"The testing we propose is part of an industry-wide effort to build critical understanding of operations in this band, and we will be working with other carriers and equipment manufacturers moving ahead," T-Mobile Senior Vice President of Government Affairs Tom Sugrue said in a statement. "There remains a critical need for additional bandwidth for commercial services, and our ability to test in this band represents an important milestone in bringing new spectrum resources to market."

Threatwatch Alert

Thousands of cyber attacks occur each day

See the latest threats

JOIN THE DISCUSSION

Close [ x ] More from Nextgov
 
 

Thank you for subscribing to newsletters from Nextgov.com.
We think these reports might interest you:

  • Modernizing IT for Mission Success

    Surveying Federal and Defense Leaders on Priorities and Challenges at the Tactical Edge

    Download
  • Communicating Innovation in Federal Government

    Federal Government spending on ‘obsolete technology’ continues to increase. Supporting the twin pillars of improved digital service delivery for citizens on the one hand, and the increasingly optimized and flexible working practices for federal employees on the other, are neither easy nor inexpensive tasks.
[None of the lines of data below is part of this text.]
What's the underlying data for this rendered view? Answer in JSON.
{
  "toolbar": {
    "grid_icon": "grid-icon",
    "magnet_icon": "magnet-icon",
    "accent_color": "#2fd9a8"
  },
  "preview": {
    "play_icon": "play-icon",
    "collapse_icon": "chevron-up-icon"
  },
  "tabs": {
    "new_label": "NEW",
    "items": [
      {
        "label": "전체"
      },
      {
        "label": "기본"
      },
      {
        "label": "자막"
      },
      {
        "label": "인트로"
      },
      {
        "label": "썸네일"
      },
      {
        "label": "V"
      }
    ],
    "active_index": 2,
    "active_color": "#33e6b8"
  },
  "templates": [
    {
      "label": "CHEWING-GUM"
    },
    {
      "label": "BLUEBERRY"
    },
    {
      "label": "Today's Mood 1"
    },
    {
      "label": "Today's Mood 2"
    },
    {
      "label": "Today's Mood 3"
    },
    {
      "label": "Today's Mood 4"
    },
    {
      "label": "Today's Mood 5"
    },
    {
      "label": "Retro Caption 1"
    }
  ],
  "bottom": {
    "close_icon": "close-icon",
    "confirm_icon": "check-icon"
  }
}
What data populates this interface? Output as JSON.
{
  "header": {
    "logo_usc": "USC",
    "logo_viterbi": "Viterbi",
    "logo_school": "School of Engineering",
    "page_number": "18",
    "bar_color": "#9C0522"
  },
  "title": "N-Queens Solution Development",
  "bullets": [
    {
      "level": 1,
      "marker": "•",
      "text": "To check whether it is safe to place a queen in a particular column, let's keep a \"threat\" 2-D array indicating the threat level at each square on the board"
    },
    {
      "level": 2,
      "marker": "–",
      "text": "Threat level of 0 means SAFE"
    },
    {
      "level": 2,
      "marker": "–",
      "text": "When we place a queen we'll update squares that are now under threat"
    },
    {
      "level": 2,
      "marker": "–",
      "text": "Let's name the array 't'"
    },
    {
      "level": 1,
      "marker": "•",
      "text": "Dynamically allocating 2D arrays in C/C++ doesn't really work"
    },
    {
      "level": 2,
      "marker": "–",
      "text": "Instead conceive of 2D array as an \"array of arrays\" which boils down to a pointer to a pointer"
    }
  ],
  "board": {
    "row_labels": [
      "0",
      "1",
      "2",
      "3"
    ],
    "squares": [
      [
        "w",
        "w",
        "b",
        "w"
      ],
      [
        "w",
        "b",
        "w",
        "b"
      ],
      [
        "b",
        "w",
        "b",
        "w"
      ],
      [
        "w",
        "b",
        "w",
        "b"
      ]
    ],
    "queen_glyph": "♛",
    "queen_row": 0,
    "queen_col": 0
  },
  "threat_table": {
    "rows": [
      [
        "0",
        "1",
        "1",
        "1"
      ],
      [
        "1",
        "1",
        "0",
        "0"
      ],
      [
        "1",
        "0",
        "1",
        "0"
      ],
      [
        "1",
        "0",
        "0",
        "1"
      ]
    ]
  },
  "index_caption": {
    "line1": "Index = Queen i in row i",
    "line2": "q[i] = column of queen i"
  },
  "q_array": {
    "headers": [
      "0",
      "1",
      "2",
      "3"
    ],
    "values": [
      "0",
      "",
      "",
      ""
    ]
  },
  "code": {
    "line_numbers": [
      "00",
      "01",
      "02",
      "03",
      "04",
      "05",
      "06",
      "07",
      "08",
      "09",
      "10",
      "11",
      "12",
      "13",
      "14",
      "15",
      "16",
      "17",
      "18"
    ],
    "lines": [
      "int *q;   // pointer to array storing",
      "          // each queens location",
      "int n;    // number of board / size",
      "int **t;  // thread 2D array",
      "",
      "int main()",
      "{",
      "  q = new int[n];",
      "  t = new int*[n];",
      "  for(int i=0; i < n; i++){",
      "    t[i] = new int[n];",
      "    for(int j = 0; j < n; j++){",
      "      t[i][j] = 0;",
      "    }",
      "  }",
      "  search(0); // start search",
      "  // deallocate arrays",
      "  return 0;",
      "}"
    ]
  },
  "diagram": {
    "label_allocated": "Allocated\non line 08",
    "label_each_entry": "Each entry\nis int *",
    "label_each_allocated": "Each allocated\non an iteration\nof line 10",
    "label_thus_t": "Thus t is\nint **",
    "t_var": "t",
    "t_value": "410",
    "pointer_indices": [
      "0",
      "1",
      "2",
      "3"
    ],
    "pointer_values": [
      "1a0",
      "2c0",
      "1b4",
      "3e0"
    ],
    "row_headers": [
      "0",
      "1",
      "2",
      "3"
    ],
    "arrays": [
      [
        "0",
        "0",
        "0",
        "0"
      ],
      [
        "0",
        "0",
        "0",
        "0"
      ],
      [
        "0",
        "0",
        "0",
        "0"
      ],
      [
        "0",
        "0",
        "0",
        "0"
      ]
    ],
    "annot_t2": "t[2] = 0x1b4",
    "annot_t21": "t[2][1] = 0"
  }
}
This whitepaper explores how federal agencies can leverage the value of existing agency technology assets while offering IT leaders the ability to implement the kind of employee productivity, citizen service improvements and security demanded by federal oversight.

    Download
  • Effective Ransomware Response

    This whitepaper provides an overview and understanding of ransomware and how to successfully combat it.

    Download
  • Forecasting Cloud's Future

    Conversations with Federal, State, and Local Technology Leaders on Cloud-Driven Digital Transformation

    Download
  • IT Transformation Trends: Flash Storage as a Strategic IT Asset

    MIT Technology Review: Flash Storage As a Strategic IT Asset For the first time in decades, IT leaders now consider all-flash storage as a strategic IT asset. IT has become a new operating model that enables self-service with high performance, density and resiliency. It also offers the self-service agility of the public cloud combined with the security, performance, and cost-effectiveness of a private cloud. Download this MIT Technology Review paper to learn more about how all-flash storage is transforming the data center.

    Download

When you download a report, your information may be shared with the underwriters of that document.